Safety is always a primary concern for developers and property owners, primarily when construction activity occurs. Hanging safety signs is a way to let people know about hazards. In addition, the signs will warn people on-site to pay attention to their surroundings, where potential danger exists.
Whether you need labels for hard hat areas, speed limit indicators, or warning signs, construction sites often require many different types of safety signage.
This article outlines the fundamentals necessary to protect property and assets and avoid the potential for legal issues.
Danger signs are the most common type of construction site signage.
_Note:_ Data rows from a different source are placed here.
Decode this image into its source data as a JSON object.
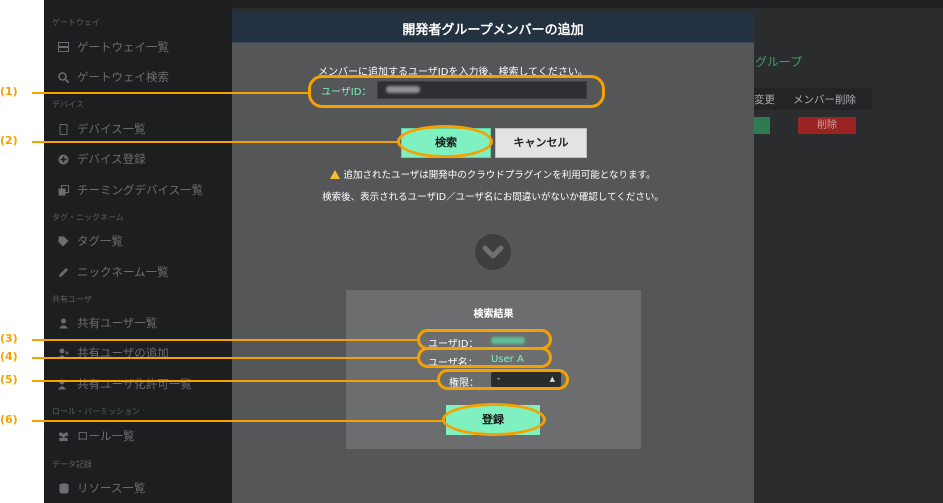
{
  "sidebar": {
    "sections": [
      {
        "label": "ゲートウェイ",
        "items": [
          {
            "label": "ゲートウェイ一覧",
            "icon": "server-icon"
          },
          {
            "label": "ゲートウェイ検索",
            "icon": "search-icon"
          }
        ]
      },
      {
        "label": "デバイス",
        "items": [
          {
            "label": "デバイス一覧",
            "icon": "device-icon"
          },
          {
            "label": "デバイス登録",
            "icon": "plus-circle-icon"
          },
          {
            "label": "チーミングデバイス一覧",
            "icon": "clone-icon"
          }
        ]
      },
      {
        "label": "タグ・ニックネーム",
        "items": [
          {
            "label": "タグ一覧",
            "icon": "tag-icon"
          },
          {
            "label": "ニックネーム一覧",
            "icon": "pencil-icon"
          }
        ]
      },
      {
        "label": "共有ユーザ",
        "items": [
          {
            "label": "共有ユーザ一覧",
            "icon": "user-icon"
          },
          {
            "label": "共有ユーザの追加",
            "icon": "user-plus-icon"
          },
          {
            "label": "共有ユーザ化許可一覧",
            "icon": "user-check-icon"
          }
        ]
      },
      {
        "label": "ロール・パーミッション",
        "items": [
          {
            "label": "ロール一覧",
            "icon": "users-icon"
          }
        ]
      },
      {
        "label": "データ記録",
        "items": [
          {
            "label": "リソース一覧",
            "icon": "database-icon"
          }
        ]
      }
    ]
  },
  "background": {
    "title": "グループ",
    "col_change": "変更",
    "col_member_delete": "メンバー削除",
    "delete_label": "削除"
  },
  "modal": {
    "title": "開発者グループメンバーの追加",
    "prompt": "メンバーに追加するユーザIDを入力後、検索してください。",
    "user_id_label": "ユーザID：",
    "search_button": "検索",
    "cancel_button": "キャンセル",
    "warning_line1": "追加されたユーザは開発中のクラウドプラグインを利用可能となります。",
    "warning_line2": "検索後、表示されるユーザID／ユーザ名にお間違いがないか確認してください。",
    "result": {
      "title": "検索結果",
      "user_id_label": "ユーザID：",
      "user_name_label": "ユーザ名：",
      "user_name_value": "User A",
      "permission_label": "権限：",
      "permission_value": "-",
      "register_button": "登録"
    }
  },
  "annotations": {
    "labels": [
      "(1)",
      "(2)",
      "(3)",
      "(4)",
      "(5)",
      "(6)"
    ],
    "color": "#f5a200"
  },
  "colors": {
    "accent_green": "#7ff1c0",
    "label_green": "#7cf5c0",
    "header_navy": "#243140",
    "delete_red": "#9a2323"
  }
}
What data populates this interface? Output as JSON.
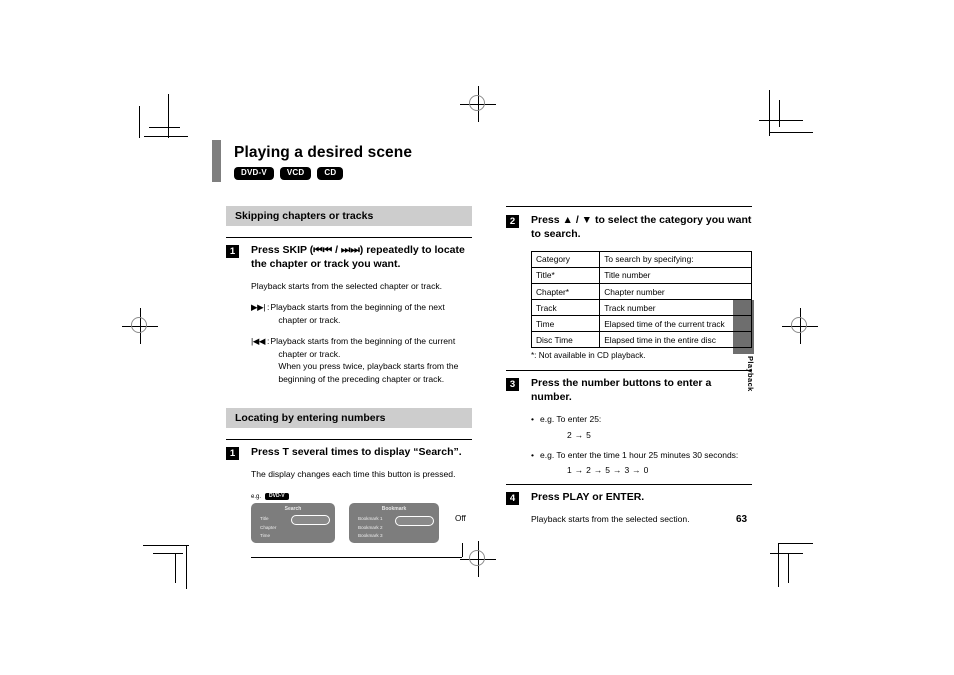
{
  "document": {
    "page_number": "63",
    "thumb_tab_label": "Playback",
    "title": "Playing a desired scene",
    "disc_badges": [
      "DVD-V",
      "VCD",
      "CD"
    ]
  },
  "left_column": {
    "section_1": {
      "heading": "Skipping chapters or tracks",
      "step": {
        "number": "1",
        "title": "Press SKIP (⏮⏮ / ⏭⏭) repeatedly to locate the chapter or track you want.",
        "body": "Playback starts from the selected chapter or track.",
        "definitions": [
          {
            "symbol": "▶▶|",
            "colon": ":",
            "line1": "Playback starts from the beginning of the next",
            "line2": "chapter or track.",
            "line3": ""
          },
          {
            "symbol": "|◀◀",
            "colon": ":",
            "line1": "Playback starts from the beginning of the current",
            "line2": "chapter or track.",
            "line3": "When you press twice, playback starts from the beginning of the preceding chapter or track."
          }
        ]
      }
    },
    "section_2": {
      "heading": "Locating by entering numbers",
      "step": {
        "number": "1",
        "title": "Press T several times to display “Search”.",
        "body": "The display changes each time this button is pressed."
      },
      "osd_example": {
        "eg_label": "e.g.",
        "eg_badge": "DVD-V",
        "panel_search": {
          "header": "Search",
          "items": [
            "Title",
            "Chapter",
            "Time"
          ]
        },
        "panel_bookmark": {
          "header": "Bookmark",
          "items": [
            "Bookmark 1",
            "Bookmark 2",
            "Bookmark 3"
          ]
        },
        "off_label": "Off"
      }
    }
  },
  "right_column": {
    "step_2": {
      "number": "2",
      "title": "Press ▲ / ▼ to select the category you want to search.",
      "table": {
        "headers": [
          "Category",
          "To search by specifying:"
        ],
        "rows": [
          [
            "Title*",
            "Title number"
          ],
          [
            "Chapter*",
            "Chapter number"
          ],
          [
            "Track",
            "Track number"
          ],
          [
            "Time",
            "Elapsed time of the current track"
          ],
          [
            "Disc Time",
            "Elapsed time in the entire disc"
          ]
        ],
        "note": "*: Not available in CD playback."
      }
    },
    "step_3": {
      "number": "3",
      "title": "Press the number buttons to enter a number.",
      "bullets": [
        {
          "dot": "•",
          "text": "e.g. To enter 25:"
        },
        {
          "dot": "•",
          "text": "e.g. To enter the time 1 hour 25 minutes 30 seconds:"
        }
      ],
      "sequence_1": "2 → 5",
      "sequence_2": "1 → 2 → 5 → 3 → 0"
    },
    "step_4": {
      "number": "4",
      "title": "Press PLAY or ENTER.",
      "body": "Playback starts from the selected section."
    }
  },
  "colors": {
    "title_accent": "#7f7f7f",
    "section_band": "#cdcdcd",
    "osd_panel": "#7d7d7d",
    "thumb_tab": "#6e6e6e"
  }
}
Property owners and developers can use them to indicate a road hazard, like a pothole or uneven pavement, or they could show an area on your job site that's off-limits. You'll want to use sign backing materials when outdoors since they're made for weatherproofing and durability and are UV protected, which means they won't fade or lose their color even after being exposed to the elements for many years.
Warning signs alert people about the potential hazards that are present at your construction site. Warning signs often draw attention to objects that may be a trip hazard, like a piece of rebar sticking out of the ground. These signs are typically yellow to stand out from surrounding colors and objects to alert people where the danger is.
Biological Hazard Signs
Biological hazard signs warn people of areas that may pose a threat to their health. These signs typically indicate the potential presence of harmful bacteria or viruses like HIV/AIDS, Hepatitis B, TB, and MRSA. These hazardous materials are ubiquitous in hospitals, health clinics, and doctor offices. However, they can plague all kinds of job sites.
Construction signs effectively communicate messages about the construction process itself. Use these signs at job sites to alert workers about various job site rules, regulations, and company policies.
These include safety signs that may indicate OSHA standards, like lockout procedures or chain of command directives. You can also use them as a way to direct your employees and make sure they're keeping up with the schedule.
Other Safety Signs
You'll also want to keep other safety and construction signage on hand, including road-specific and plumbing signs. You must be able to direct traffic safely away from the site, which means using speed limit indicators or barricade flags as well as cones and rope barriers. These are typically orange in color to contrast with other signage and flagging.
In some cases, safety signs are optional. However, in other cases, they are required by local, state, or federal law to meet compliance laws.
If you need help with job site safety signage for your project or development, don't hesitate to contact the professionals at Precision Reprographics to start the conversation today!